Erin’s commitment to social justice is woven throughout her life. She studied social inequality as an Anthropology and Women’s Studies major at the University of Illinois at Champaign-Urbana. While an undergrad, she volunteered at a homeless shelter and a shelter for battered women. In the decade following graduation, Erin worked as a community educator at a rape crisis center, served at-risk youth at an alternative high school, and directed leadership development programs for youth and adults to make desired changes in their communities. These experiences deepened her understanding and questions about social inequality, culminating in her desire to attend seminary.
Upon graduating from Meadville Lombard Theological School in Chicago, she was called to serve as the minister for the Unitarian Universalist Church in Reston, Virginia, from 2010-2013. During that time, she engaged in congregationally based community organizing through a local affiliate of the Industrial Areas Foundation (IAF). While a variety of tools may be used to address social problems — direct service work, education and awareness raising, advocacy and community organizing — Erin learned first-hand how congregations and groups of concerned citizens can organize their power to make difficult and much needed changes in their communities.

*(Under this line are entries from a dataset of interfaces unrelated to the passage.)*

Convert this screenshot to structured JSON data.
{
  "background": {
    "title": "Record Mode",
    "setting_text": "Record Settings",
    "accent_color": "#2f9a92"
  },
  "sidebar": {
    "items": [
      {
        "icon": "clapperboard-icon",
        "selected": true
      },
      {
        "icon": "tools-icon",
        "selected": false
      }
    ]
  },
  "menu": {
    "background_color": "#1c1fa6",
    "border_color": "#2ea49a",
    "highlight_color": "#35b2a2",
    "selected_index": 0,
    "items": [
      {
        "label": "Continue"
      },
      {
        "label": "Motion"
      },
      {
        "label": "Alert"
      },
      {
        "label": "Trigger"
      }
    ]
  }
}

Since joining our congregation, Erin has focused on learning more about our congregation’s members, passions, concerns, skills, opportunities and strategies for putting our faith into action. Working with teams of members she is striving to ensure that our social justice ministries are working toward meeting the congregation’s defined ends statements.
Erin lives in Des Moines with her husband Joshua and their son. While she has lived in Illinois, Vermont, California, New York, Washington, Pennsylvania, Florida, Virginia, and Washington, D.C, she was born in Cedar Rapids and is excited to be exploring her home state.